%%

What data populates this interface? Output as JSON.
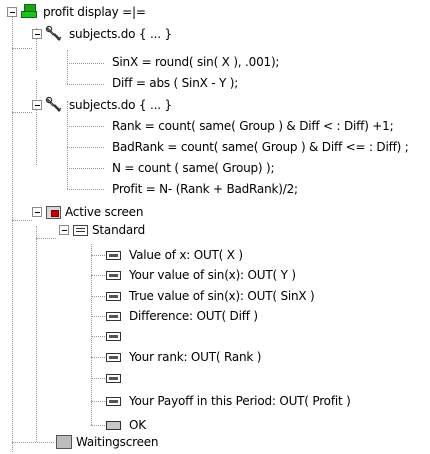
{
  "tree": {
    "root": {
      "label": "profit display =|=",
      "icon": "program-icon"
    },
    "program1": {
      "label": "subjects.do { ... }",
      "icon": "wrench-icon",
      "lines": [
        "SinX = round( sin( X ), .001);",
        "Diff = abs ( SinX - Y );"
      ]
    },
    "program2": {
      "label": "subjects.do { ... }",
      "icon": "wrench-icon",
      "lines": [
        "Rank = count( same( Group ) &  Diff < : Diff) +1;",
        "BadRank = count( same( Group ) & Diff <= : Diff) ;",
        "N = count ( same( Group) );",
        "Profit = N- (Rank + BadRank)/2;"
      ]
    },
    "active_screen": {
      "label": "Active screen",
      "icon": "screen-icon"
    },
    "standard": {
      "label": "Standard",
      "icon": "box-icon"
    },
    "items": [
      "Value of x: OUT( X )",
      "Your value of sin(x): OUT( Y )",
      "True value of sin(x): OUT( SinX )",
      "Difference: OUT( Diff )",
      "",
      "Your rank: OUT( Rank )",
      "",
      "Your Payoff in this Period: OUT( Profit )"
    ],
    "button": {
      "label": "OK",
      "icon": "button-icon"
    },
    "waiting_screen": {
      "label": "Waitingscreen",
      "icon": "screen-icon"
    }
  }
}
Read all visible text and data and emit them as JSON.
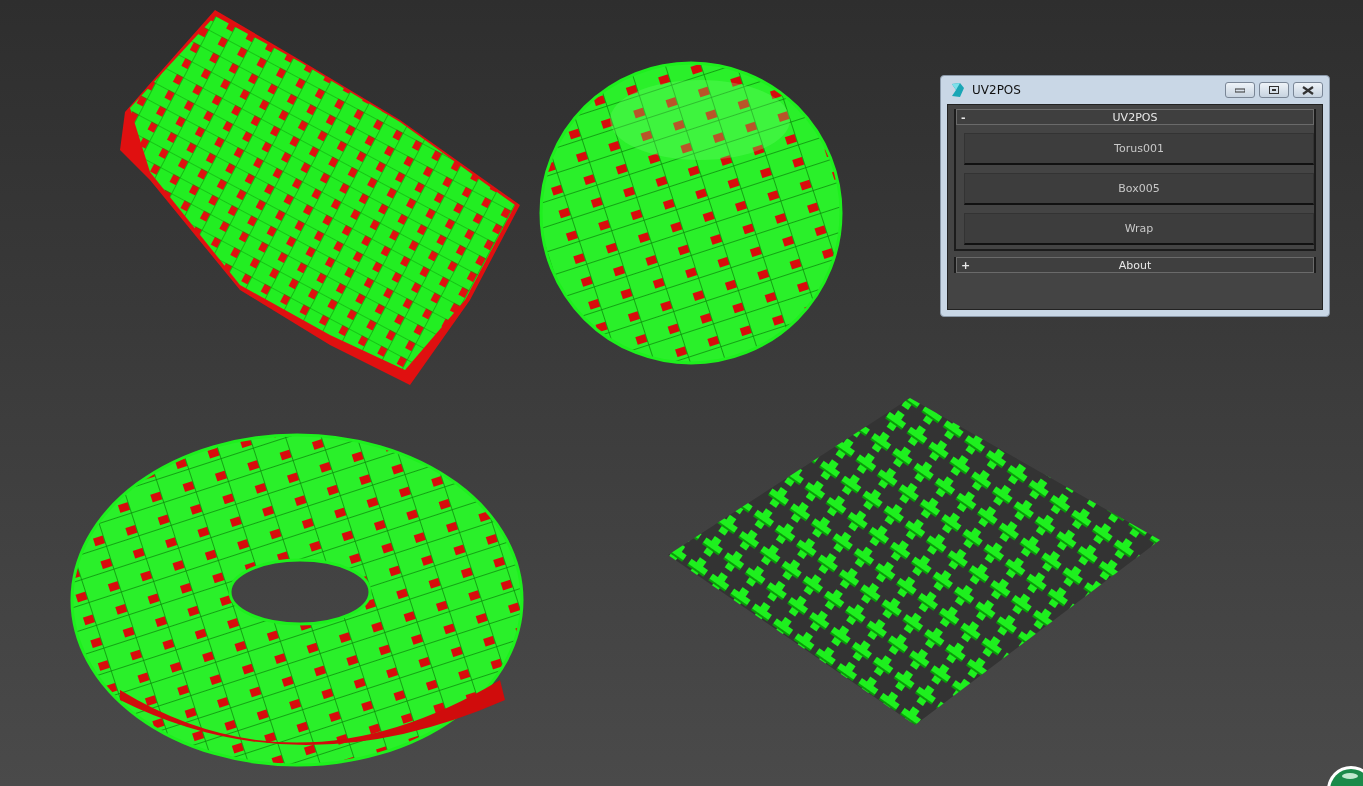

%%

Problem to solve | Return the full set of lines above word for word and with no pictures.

Your response |
What data populates this interface? Output as JSON.
{
  "tree": {
    "root": {
      "label": "profit display =|=",
      "icon": "program-icon"
    },
    "program1": {
      "label": "subjects.do { ... }",
      "icon": "wrench-icon",
      "lines": [
        "SinX = round( sin( X ), .001);",
        "Diff = abs ( SinX - Y );"
      ]
    },
    "program2": {
      "label": "subjects.do { ... }",
      "icon": "wrench-icon",
      "lines": [
        "Rank = count( same( Group ) &  Diff < : Diff) +1;",
        "BadRank = count( same( Group ) & Diff <= : Diff) ;",
        "N = count ( same( Group) );",
        "Profit = N- (Rank + BadRank)/2;"
      ]
    },
    "active_screen": {
      "label": "Active screen",
      "icon": "screen-icon"
    },
    "standard": {
      "label": "Standard",
      "icon": "box-icon"
    },
    "items": [
      "Value of x: OUT( X )",
      "Your value of sin(x): OUT( Y )",
      "True value of sin(x): OUT( SinX )",
      "Difference: OUT( Diff )",
      "",
      "Your rank: OUT( Rank )",
      "",
      "Your Payoff in this Period: OUT( Profit )"
    ],
    "button": {
      "label": "OK",
      "icon": "button-icon"
    },
    "waiting_screen": {
      "label": "Waitingscreen",
      "icon": "screen-icon"
    }
  }
}
Read all visible text and data and emit them as JSON.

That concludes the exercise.